So far, we are going to stick with our plan to open up a higher elevation Research Station for a different type of ecology studies, rainy high ridge top more accessible by road near Baldy Beacon. It is totally different than Las Cuevas, which concentrates on lower mid level jungle terrain. We are more into cloud cover plants and a different geological strata higher up. Next week we are planning to go up to our two locations chosen last year in the Belized Alps and see if we can find a spot with road access and water from a nearby headwater stream. Las Cuevas concentrates on lower elevation decideous forest and we are interested in coniferous high altitude forest of mid level Central American ridges. We don't expect to find the Quetzal bird, but plenty of other birds yes, we know from experience.
Last year we explored the locations, by map and on foot. We picked one spot, the Cooma Cairn Lookout, but was denied the lease on that closed down Forest Lookout, as it had suitable buildings we might have used and saved a lot of work and investment, but the Forestry Department were claiming it and the British Army had a counter claim for the same site. But we do have two sites that are remote and suitable for another University Student type RESEARCH STATION, East and West of that place on the southern slopes. The best road maintained part is that the American owned land north of the Cooma Cairn road to Baldy Beacon and is maintained almost as far as the 1,600 foot Hidden Valley Falls and the rest is probable passable most of the time. We need to be inside the circular mountain wall that marks the rain shadow clouds during the high season. The South side of the Baldy Beacon range and some miles before the British Army firing ranges by around 15 or 20 miles.

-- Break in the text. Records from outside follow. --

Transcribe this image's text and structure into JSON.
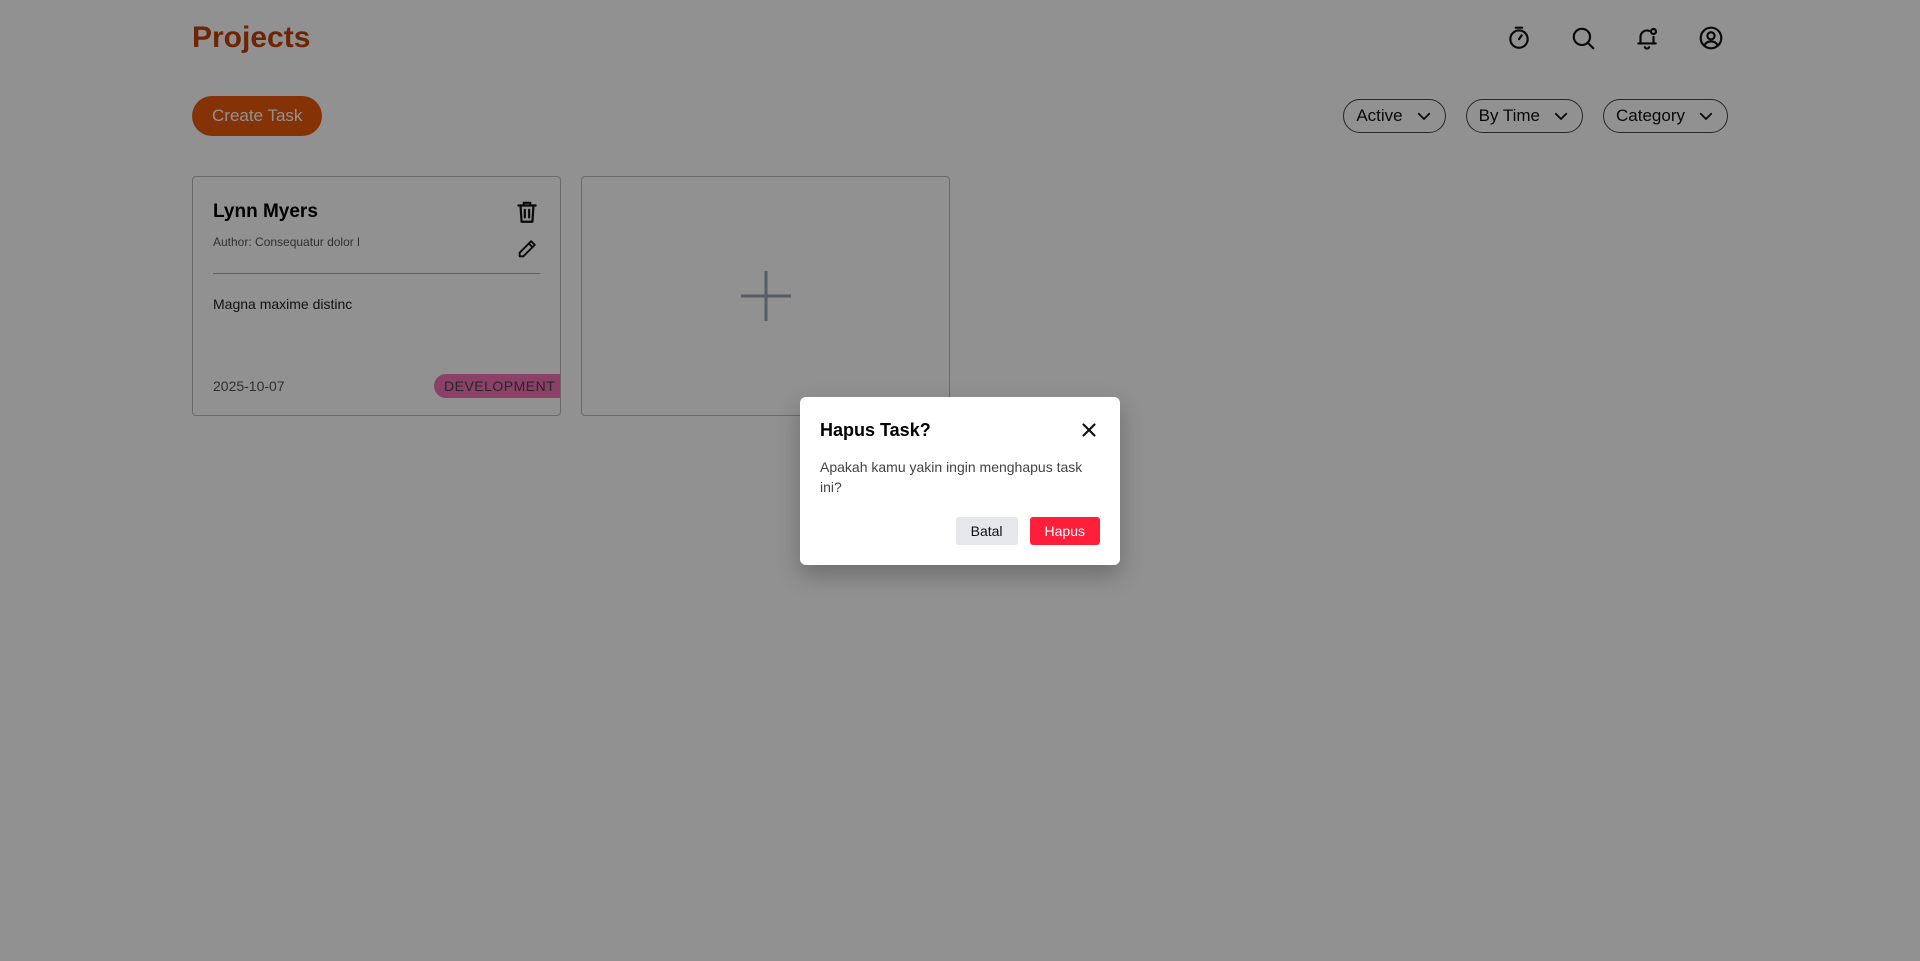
{
  "header": {
    "title": "Projects",
    "icons": [
      "timer-icon",
      "search-icon",
      "notification-bell-icon",
      "user-profile-icon"
    ]
  },
  "toolbar": {
    "create_label": "Create Task",
    "filters": [
      {
        "label": "Active"
      },
      {
        "label": "By Time"
      },
      {
        "label": "Category"
      }
    ]
  },
  "cards": [
    {
      "name": "Lynn Myers",
      "author": "Author: Consequatur dolor l",
      "description": "Magna maxime distinc",
      "date": "2025-10-07",
      "category": "DEVELOPMENT"
    }
  ],
  "modal": {
    "title": "Hapus Task?",
    "message": "Apakah kamu yakin ingin menghapus task ini?",
    "cancel_label": "Batal",
    "delete_label": "Hapus"
  },
  "colors": {
    "brand": "#EA580C",
    "title": "#C2410C",
    "badge": "#F472B6",
    "danger": "#FF1F3A",
    "overlay": "rgba(0,0,0,0.43)"
  }
}
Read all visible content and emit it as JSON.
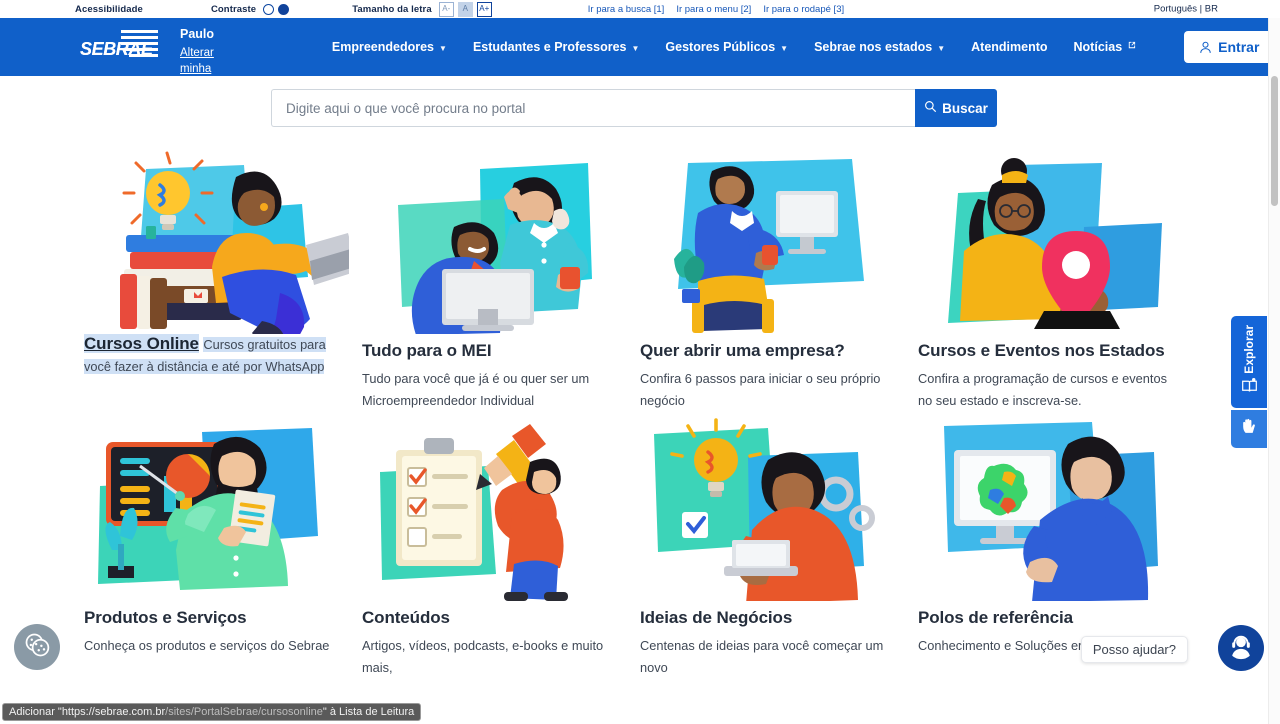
{
  "accessibility_bar": {
    "accessibility_label": "Acessibilidade",
    "contrast_label": "Contraste",
    "font_size_label": "Tamanho da letra",
    "font_small": "A-",
    "font_normal": "A",
    "font_large": "A+",
    "skip_links": [
      "Ir para a busca [1]",
      "Ir para o menu [2]",
      "Ir para o rodapé [3]"
    ],
    "language": "Português | BR"
  },
  "navbar": {
    "logo_text": "SEBRAE",
    "location_city": "São Paulo",
    "location_change": "Alterar minha localização",
    "menu": [
      {
        "label": "Empreendedores",
        "has_chevron": true,
        "external": false
      },
      {
        "label": "Estudantes e Professores",
        "has_chevron": true,
        "external": false
      },
      {
        "label": "Gestores Públicos",
        "has_chevron": true,
        "external": false
      },
      {
        "label": "Sebrae nos estados",
        "has_chevron": true,
        "external": false
      },
      {
        "label": "Atendimento",
        "has_chevron": false,
        "external": false
      },
      {
        "label": "Notícias",
        "has_chevron": false,
        "external": true
      }
    ],
    "login_label": "Entrar",
    "login_icon": "person-icon",
    "brand_color": "#1060c9"
  },
  "search": {
    "placeholder": "Digite aqui o que você procura no portal",
    "value": "",
    "button_label": "Buscar",
    "button_icon": "search-icon"
  },
  "cards": [
    {
      "title": "Cursos Online",
      "description": "Cursos gratuitos para você fazer à distância e até por WhatsApp",
      "selected": true,
      "art": "person-on-books-with-laptop"
    },
    {
      "title": "Tudo para o MEI",
      "description": "Tudo para você que já é ou quer ser um Microempreendedor Individual",
      "selected": false,
      "art": "two-people-at-monitor"
    },
    {
      "title": "Quer abrir uma empresa?",
      "description": "Confira 6 passos para iniciar o seu próprio negócio",
      "selected": false,
      "art": "person-at-desk-computer"
    },
    {
      "title": "Cursos e Eventos nos Estados",
      "description": "Confira a programação de cursos e eventos no seu estado e inscreva-se.",
      "selected": false,
      "art": "woman-with-map-pin"
    },
    {
      "title": "Produtos e Serviços",
      "description": "Conheça os produtos e serviços do Sebrae",
      "selected": false,
      "art": "man-presenting-chart-board"
    },
    {
      "title": "Conteúdos",
      "description": "Artigos, vídeos, podcasts, e-books e muito mais,",
      "selected": false,
      "art": "checklist-with-pencil"
    },
    {
      "title": "Ideias de Negócios",
      "description": "Centenas de ideias para você começar um novo",
      "selected": false,
      "art": "woman-with-lightbulb-laptop"
    },
    {
      "title": "Polos de referência",
      "description": "Conhecimento e Soluções em unidades de",
      "selected": false,
      "art": "man-at-screen-with-brazil-map"
    }
  ],
  "side_widgets": {
    "explorar_label": "Explorar",
    "explorar_icon": "book-reader-icon",
    "libras_icon": "sign-language-hand-icon"
  },
  "chat": {
    "bubble_text": "Posso ajudar?",
    "button_icon": "headset-agent-icon"
  },
  "cookie": {
    "icon": "cookie-icon"
  },
  "status_tooltip": {
    "prefix": "Adicionar \"https://",
    "domain": "sebrae.com.br",
    "path": "/sites/PortalSebrae/cursosonline",
    "suffix": "\" à Lista de Leitura"
  }
}
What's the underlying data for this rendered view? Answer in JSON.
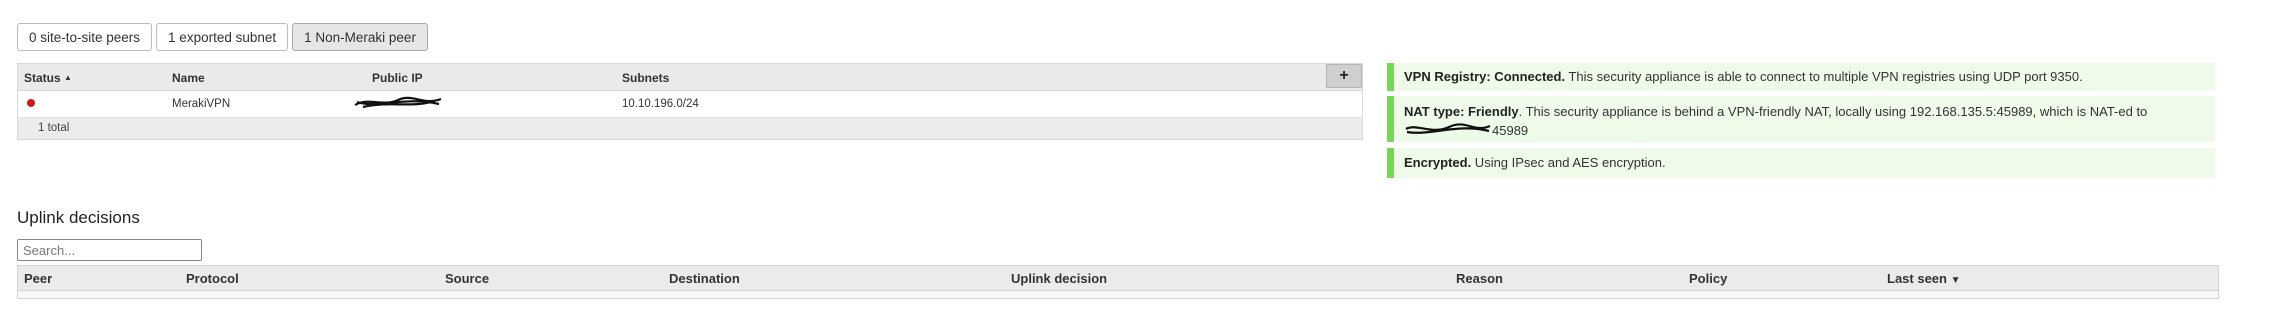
{
  "peer_tabs": [
    {
      "label": "0 site-to-site peers",
      "active": false
    },
    {
      "label": "1 exported subnet",
      "active": false
    },
    {
      "label": "1 Non-Meraki peer",
      "active": true
    }
  ],
  "peers_table": {
    "columns": {
      "status": "Status",
      "name": "Name",
      "public_ip": "Public IP",
      "subnets": "Subnets"
    },
    "sort_indicator": "▲",
    "add_label": "+",
    "rows": [
      {
        "status_color": "#cc1a1a",
        "name": "MerakiVPN",
        "public_ip": "",
        "subnets": "10.10.196.0/24"
      }
    ],
    "footer": "1 total"
  },
  "status_notices": {
    "registry": {
      "title": "VPN Registry: Connected.",
      "text": " This security appliance is able to connect to multiple VPN registries using UDP port 9350."
    },
    "nat": {
      "title": "NAT type: Friendly",
      "text": ". This security appliance is behind a VPN-friendly NAT, locally using 192.168.135.5:45989, which is NAT-ed to",
      "text_line2": "45989"
    },
    "encryption": {
      "title": "Encrypted.",
      "text": " Using IPsec and AES encryption."
    },
    "accent_color": "#77d55a"
  },
  "uplink": {
    "title": "Uplink decisions",
    "search_placeholder": "Search...",
    "columns": {
      "peer": "Peer",
      "protocol": "Protocol",
      "source": "Source",
      "destination": "Destination",
      "uplink_decision": "Uplink decision",
      "reason": "Reason",
      "policy": "Policy",
      "last_seen": "Last seen"
    },
    "sort_indicator": "▼"
  }
}
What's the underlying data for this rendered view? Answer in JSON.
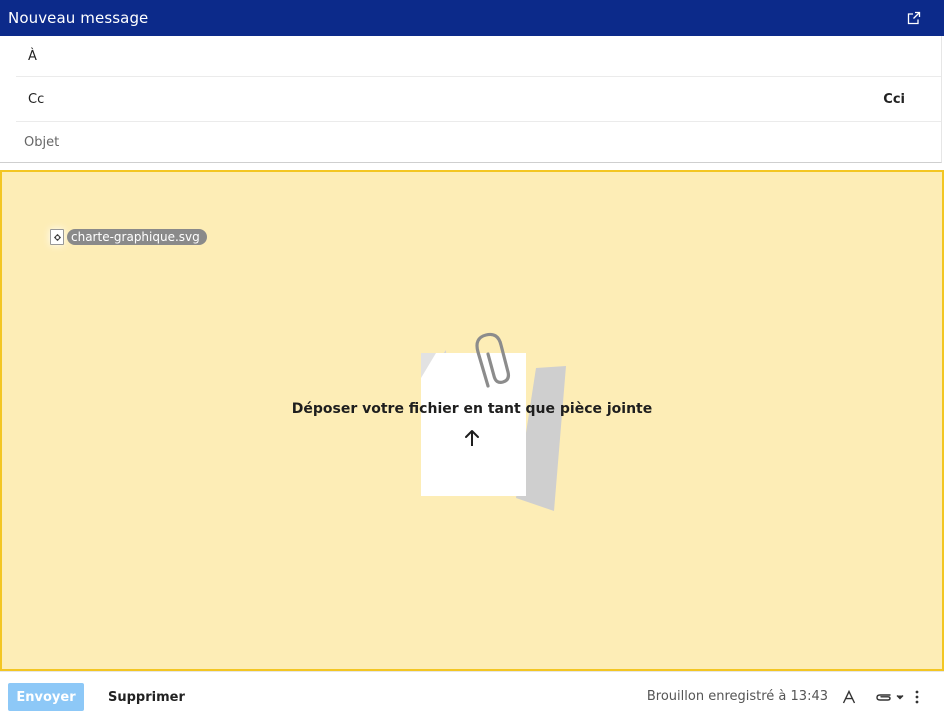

The sheer size and investment in Las Cuevas Research Station by different British Institutions left us gasping. We could never finance such a big facility, but think we can do something along the line of the movies that did the section in Brazil like that. From the small size of University Student groups that Las Cuevas is getting, there is apparently apt business for a smaller, more leaner operation? Having done this over many years with Marine Biology groups and Anthropology groups, I'm well aware of how to do it.
Round trip gasoline costs were about $55.